--- START ---

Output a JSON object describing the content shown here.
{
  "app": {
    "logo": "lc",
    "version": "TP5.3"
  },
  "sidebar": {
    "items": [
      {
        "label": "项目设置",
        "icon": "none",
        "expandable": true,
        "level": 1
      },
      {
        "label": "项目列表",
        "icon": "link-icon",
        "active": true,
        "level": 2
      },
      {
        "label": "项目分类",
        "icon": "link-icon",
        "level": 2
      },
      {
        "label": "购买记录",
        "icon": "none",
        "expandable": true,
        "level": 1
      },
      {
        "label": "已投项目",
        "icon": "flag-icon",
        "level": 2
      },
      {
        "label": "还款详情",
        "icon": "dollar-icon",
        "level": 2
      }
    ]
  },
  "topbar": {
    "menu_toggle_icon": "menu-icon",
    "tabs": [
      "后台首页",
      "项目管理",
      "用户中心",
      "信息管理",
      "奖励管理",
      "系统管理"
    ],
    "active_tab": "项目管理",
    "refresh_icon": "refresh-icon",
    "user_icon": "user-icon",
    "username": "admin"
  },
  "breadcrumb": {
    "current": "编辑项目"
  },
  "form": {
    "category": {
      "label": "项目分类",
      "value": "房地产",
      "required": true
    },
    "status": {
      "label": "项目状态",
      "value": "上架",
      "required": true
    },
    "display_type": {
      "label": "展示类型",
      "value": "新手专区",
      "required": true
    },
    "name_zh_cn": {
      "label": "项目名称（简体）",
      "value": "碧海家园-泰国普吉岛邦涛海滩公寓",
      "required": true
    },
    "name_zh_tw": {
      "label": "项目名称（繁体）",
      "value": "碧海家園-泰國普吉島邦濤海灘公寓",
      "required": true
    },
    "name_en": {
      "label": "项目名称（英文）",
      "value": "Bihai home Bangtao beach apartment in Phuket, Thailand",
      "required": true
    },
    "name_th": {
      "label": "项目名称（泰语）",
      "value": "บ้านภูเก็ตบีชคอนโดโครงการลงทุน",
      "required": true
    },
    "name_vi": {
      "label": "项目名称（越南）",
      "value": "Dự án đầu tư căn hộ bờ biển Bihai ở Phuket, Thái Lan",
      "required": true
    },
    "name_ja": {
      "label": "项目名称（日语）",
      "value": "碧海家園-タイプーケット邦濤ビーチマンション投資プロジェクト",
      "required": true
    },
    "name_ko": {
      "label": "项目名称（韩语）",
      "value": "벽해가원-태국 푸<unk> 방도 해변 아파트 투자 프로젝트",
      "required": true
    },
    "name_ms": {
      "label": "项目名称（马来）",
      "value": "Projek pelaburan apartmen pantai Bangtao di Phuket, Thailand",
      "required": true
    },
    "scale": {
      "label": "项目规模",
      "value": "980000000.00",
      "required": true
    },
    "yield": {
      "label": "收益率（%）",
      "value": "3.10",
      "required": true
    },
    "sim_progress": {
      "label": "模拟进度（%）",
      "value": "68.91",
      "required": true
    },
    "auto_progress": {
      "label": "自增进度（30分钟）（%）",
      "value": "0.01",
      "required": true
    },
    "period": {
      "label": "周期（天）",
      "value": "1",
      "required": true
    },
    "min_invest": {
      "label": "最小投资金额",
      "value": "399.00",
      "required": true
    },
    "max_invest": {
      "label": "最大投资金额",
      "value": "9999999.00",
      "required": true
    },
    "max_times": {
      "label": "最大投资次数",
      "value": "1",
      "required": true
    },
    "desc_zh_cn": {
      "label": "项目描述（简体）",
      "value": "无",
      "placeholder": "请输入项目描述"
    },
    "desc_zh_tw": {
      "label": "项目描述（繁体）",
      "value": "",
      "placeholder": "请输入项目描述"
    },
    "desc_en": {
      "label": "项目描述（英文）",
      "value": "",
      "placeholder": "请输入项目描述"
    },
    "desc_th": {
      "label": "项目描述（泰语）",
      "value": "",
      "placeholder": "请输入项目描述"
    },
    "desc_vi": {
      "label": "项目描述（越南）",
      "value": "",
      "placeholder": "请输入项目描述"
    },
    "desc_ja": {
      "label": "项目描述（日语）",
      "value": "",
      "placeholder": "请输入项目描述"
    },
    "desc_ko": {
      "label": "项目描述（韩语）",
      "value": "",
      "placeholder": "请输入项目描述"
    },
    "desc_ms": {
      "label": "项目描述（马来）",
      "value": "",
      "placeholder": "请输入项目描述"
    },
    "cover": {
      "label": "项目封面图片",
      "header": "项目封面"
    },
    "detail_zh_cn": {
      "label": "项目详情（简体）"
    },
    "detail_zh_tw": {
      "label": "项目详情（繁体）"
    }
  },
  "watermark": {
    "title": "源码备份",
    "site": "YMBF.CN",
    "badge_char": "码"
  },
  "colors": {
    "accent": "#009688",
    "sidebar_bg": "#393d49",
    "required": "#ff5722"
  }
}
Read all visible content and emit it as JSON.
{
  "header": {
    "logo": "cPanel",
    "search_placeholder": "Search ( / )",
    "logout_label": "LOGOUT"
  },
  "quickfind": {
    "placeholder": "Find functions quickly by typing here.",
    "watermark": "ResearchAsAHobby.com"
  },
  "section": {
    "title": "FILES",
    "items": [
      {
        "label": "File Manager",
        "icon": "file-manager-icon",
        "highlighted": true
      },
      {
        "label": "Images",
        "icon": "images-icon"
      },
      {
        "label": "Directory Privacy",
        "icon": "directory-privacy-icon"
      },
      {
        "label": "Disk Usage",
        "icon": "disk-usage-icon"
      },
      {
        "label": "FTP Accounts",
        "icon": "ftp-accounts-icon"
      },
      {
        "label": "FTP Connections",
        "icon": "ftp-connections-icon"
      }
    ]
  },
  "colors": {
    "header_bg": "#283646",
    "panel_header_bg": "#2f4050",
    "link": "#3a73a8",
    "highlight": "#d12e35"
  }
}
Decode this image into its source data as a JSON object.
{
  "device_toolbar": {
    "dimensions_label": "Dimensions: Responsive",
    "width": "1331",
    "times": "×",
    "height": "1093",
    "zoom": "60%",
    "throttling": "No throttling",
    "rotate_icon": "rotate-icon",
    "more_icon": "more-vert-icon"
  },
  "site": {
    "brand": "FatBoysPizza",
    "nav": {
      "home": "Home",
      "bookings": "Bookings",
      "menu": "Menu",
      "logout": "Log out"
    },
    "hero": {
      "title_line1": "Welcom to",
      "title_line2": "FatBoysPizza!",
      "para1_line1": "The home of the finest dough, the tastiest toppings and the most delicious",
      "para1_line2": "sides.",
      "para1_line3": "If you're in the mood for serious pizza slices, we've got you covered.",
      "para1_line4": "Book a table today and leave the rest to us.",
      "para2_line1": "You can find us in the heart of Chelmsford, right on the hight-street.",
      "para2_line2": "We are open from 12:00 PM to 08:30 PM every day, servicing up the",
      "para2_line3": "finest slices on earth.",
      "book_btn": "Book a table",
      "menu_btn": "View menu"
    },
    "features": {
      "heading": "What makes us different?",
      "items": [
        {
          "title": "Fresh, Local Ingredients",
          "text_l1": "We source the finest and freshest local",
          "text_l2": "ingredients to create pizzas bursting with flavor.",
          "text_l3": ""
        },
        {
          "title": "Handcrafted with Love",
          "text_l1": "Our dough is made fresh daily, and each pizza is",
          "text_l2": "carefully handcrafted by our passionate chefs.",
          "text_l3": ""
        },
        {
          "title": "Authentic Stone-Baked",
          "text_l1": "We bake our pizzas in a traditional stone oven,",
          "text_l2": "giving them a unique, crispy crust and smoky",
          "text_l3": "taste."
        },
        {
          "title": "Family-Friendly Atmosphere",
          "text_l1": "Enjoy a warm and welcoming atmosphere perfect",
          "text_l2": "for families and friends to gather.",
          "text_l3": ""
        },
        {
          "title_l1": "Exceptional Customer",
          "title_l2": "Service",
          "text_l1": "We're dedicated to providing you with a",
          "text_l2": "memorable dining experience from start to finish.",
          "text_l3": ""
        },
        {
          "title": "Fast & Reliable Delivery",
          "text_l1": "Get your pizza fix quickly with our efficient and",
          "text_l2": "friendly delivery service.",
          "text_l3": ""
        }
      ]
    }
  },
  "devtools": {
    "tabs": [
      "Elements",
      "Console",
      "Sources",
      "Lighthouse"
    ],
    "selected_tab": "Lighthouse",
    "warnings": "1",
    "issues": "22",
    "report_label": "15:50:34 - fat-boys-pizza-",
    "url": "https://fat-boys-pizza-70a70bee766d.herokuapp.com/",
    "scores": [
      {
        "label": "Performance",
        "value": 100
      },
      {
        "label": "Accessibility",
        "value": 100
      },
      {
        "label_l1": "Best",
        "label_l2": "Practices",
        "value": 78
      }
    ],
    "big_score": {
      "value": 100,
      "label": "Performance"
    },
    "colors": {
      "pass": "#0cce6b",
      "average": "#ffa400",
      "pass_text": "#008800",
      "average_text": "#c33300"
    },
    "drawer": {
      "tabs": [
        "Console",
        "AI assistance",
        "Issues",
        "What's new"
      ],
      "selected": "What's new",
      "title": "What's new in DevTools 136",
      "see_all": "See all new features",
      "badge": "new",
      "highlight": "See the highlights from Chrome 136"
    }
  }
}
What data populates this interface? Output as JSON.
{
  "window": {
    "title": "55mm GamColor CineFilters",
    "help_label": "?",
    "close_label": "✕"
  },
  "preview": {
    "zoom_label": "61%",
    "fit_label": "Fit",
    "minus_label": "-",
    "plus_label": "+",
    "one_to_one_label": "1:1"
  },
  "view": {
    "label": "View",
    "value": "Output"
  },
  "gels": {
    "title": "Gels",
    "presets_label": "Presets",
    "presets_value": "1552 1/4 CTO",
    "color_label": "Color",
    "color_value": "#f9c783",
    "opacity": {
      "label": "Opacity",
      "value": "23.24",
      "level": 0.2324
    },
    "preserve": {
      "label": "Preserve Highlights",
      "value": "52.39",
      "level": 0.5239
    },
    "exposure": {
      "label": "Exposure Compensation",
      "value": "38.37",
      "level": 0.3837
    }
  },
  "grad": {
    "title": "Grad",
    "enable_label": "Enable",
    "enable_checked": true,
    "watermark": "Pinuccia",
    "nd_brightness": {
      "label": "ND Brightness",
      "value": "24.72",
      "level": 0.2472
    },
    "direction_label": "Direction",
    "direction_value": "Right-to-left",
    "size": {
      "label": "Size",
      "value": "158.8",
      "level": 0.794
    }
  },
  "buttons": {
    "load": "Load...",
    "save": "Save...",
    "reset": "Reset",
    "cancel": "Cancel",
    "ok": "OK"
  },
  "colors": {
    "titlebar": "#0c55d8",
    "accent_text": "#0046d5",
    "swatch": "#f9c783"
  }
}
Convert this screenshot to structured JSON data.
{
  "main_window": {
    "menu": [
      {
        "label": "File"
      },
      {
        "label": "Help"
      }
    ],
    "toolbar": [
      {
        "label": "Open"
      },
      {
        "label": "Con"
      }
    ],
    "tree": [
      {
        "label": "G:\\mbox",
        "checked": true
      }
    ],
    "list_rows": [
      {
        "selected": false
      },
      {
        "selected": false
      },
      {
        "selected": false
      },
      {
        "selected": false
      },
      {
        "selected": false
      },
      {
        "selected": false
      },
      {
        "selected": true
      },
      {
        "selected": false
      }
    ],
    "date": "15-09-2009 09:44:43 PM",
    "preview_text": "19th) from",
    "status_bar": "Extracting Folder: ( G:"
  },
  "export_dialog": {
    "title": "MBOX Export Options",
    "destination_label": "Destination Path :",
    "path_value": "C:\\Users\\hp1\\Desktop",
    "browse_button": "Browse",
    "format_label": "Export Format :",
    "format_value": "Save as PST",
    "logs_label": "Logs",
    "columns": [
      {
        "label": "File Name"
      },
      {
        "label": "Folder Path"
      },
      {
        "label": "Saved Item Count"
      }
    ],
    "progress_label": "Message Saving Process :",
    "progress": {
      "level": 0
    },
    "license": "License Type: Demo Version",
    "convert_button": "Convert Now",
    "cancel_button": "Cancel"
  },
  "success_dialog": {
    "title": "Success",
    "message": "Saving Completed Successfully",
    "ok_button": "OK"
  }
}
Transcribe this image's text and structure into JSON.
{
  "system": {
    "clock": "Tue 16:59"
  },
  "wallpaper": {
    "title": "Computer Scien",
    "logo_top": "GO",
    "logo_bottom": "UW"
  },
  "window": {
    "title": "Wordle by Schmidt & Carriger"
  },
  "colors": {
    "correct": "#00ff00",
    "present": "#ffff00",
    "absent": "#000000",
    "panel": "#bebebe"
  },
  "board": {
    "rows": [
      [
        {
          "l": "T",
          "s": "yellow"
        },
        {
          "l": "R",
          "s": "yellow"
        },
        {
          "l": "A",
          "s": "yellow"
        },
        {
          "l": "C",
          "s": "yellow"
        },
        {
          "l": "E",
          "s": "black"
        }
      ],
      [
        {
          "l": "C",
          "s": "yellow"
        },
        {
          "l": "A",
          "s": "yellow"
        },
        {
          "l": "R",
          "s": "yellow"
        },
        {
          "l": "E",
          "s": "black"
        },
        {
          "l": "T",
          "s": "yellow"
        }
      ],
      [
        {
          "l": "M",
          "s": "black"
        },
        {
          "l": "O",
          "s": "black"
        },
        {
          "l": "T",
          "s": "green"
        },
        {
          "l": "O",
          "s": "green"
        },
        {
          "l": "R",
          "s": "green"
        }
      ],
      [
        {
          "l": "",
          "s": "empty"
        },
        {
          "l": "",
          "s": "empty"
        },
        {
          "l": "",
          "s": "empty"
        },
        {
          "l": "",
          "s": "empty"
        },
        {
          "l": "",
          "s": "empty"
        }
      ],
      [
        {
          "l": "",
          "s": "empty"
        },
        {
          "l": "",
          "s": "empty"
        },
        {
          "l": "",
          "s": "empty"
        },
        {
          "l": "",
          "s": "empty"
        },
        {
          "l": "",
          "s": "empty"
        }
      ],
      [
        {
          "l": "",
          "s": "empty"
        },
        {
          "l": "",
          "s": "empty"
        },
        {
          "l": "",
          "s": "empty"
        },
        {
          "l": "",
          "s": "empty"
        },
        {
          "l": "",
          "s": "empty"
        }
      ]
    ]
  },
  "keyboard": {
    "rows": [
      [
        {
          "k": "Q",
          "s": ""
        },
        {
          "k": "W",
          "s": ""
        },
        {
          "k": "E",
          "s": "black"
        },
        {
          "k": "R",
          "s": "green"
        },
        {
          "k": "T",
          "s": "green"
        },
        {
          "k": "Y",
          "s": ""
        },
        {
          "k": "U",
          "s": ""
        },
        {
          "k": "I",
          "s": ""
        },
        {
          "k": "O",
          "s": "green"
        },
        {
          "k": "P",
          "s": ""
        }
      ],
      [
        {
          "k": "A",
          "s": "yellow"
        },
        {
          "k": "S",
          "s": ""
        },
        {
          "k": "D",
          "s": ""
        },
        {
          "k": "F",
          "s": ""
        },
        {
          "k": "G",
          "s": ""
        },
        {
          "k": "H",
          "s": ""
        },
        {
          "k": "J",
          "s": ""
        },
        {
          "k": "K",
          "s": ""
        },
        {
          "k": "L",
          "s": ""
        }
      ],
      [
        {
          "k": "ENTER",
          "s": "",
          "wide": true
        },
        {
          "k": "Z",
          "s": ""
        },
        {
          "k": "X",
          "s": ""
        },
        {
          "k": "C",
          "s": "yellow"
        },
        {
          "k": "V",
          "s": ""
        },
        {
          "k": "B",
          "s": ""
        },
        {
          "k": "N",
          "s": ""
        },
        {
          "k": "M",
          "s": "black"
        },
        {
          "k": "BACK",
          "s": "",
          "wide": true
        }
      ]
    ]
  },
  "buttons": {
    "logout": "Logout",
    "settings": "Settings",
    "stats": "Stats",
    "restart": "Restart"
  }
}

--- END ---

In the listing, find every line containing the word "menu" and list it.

(Task output):
    "menu_toggle_icon": "menu-icon",
      "menu": "Menu",
      "menu_btn": "View menu"
    "menu": [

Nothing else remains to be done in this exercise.